In July, the National Archives and Records Administration (NARA)—the agency charged with maintaining records produced by the federal government—published a request made by Immigrations and Customs Enforcement (ICE) to begin destroying detainee records, including those related to in-custody deaths, sexual assault, and the use of solitary confinement. The request has been preliminarily approved.
The petition to destroy records comes at a time when ICE has been tasked with increasing its enforcement operations, widening its apprehension net to include groups of previously protected people, even those benefiting from Deferred Action for Childhood Arrivals (DACA), a program that was rescinded on September 5. Unless Congress passes some version of the Dream Act, DACA recipients will see their protection begin to expire next March. ICE petitioned to begin destroying some types of records as quickly as three years after they are created, 20 years for others.

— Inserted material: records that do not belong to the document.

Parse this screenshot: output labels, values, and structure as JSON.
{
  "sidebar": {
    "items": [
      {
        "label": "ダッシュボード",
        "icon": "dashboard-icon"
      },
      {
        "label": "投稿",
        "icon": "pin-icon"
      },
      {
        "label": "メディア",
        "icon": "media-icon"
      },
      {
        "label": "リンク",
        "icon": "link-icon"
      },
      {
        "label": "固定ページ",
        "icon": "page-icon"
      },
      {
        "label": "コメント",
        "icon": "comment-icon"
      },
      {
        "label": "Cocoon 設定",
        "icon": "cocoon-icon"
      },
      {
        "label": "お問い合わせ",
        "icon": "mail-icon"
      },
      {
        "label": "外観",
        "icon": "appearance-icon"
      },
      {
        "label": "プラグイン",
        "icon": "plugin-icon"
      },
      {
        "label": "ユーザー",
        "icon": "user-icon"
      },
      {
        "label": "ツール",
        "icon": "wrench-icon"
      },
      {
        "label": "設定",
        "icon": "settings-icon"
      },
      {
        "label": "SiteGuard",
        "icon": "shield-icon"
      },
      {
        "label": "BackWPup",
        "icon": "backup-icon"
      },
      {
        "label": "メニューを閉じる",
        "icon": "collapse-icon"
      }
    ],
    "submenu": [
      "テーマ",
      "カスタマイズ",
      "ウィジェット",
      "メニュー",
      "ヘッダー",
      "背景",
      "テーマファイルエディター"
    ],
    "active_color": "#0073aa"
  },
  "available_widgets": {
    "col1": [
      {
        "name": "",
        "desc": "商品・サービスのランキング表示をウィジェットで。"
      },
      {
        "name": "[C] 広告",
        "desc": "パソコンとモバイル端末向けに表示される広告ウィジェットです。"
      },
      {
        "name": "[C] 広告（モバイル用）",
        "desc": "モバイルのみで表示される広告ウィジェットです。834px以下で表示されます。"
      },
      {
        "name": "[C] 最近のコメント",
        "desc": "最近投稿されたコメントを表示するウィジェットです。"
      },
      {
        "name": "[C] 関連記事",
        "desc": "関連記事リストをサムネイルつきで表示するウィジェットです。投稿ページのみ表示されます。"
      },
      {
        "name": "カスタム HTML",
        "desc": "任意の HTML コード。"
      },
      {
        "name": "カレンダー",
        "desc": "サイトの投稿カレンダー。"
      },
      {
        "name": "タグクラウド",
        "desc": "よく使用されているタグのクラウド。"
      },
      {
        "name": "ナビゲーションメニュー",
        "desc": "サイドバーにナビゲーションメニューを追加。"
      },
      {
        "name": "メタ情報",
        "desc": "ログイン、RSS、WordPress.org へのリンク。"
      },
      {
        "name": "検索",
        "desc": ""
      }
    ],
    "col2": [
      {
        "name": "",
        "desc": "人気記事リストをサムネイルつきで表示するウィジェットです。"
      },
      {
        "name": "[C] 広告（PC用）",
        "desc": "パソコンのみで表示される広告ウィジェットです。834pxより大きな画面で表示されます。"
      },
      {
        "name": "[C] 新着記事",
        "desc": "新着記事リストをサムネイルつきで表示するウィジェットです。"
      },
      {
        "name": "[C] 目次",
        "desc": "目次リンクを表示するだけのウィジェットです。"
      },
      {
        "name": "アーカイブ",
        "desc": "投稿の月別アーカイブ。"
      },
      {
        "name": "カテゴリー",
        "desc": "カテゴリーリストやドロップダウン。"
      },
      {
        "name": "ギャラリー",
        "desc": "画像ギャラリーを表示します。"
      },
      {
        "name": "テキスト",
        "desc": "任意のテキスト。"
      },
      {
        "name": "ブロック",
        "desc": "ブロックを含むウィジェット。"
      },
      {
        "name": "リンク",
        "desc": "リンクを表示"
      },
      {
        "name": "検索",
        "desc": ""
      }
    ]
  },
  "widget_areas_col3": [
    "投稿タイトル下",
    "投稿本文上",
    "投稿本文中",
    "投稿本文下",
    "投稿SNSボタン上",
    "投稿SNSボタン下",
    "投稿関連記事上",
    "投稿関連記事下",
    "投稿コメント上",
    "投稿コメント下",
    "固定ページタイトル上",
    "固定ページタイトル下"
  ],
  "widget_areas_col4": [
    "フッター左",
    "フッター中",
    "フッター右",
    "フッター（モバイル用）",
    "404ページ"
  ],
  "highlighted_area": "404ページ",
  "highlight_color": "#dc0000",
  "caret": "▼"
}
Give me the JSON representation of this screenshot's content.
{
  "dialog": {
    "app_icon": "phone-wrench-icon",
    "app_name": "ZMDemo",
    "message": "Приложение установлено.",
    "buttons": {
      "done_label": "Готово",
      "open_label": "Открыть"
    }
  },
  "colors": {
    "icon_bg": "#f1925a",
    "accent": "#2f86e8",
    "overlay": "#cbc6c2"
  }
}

Some ICE records, however, will be maintained by NARA in perpetuity. Laurence Brewer, chief records officer for the US government, explained to me in an e-mail that federal records are kept permanently for one of three possible reasons: They document (1) the rights of citizens, (2) the actions of federal officials essential to understanding and evaluating federal actions, or (3) “the national experience.” Examples of documents that NARA will permanently keep are ICE’s Internal Affairs Significant Misconduct Investigative Case Files and the Department of Homeland Security’s Civil Rights and Civil Liberties annual report.
Immigration advocates worry that ICE’s request, made public at a time of expanding operations (the original request, which went through multiple revisions, was made in 2015), is a further turn towards obfuscation for the notoriously opaque agency. Royce Bernstein Murray, policy director of the American Immigration Council, argues that ICE’s power is already set to increase dramatically: According to the Los Angeles Times, a January memo from Trump’s “immigration policy experts” proposed raising the so-called “bed quota,” a congressional mandate that currently requires ICE to keep at least 34,000 inmates in ICE custody at all times (in practice that number has at points risen to over 40,000) to as high as 80,000 per day; the Trump administration has given the agency free rein to pursue increased levels of enforcement; and Trump himself has decided to end the DACA program that shielded 800,000 young people from deportation. Altogether, as Murray points out, we are seeing ever more people being rounded up, held in detention, and deported.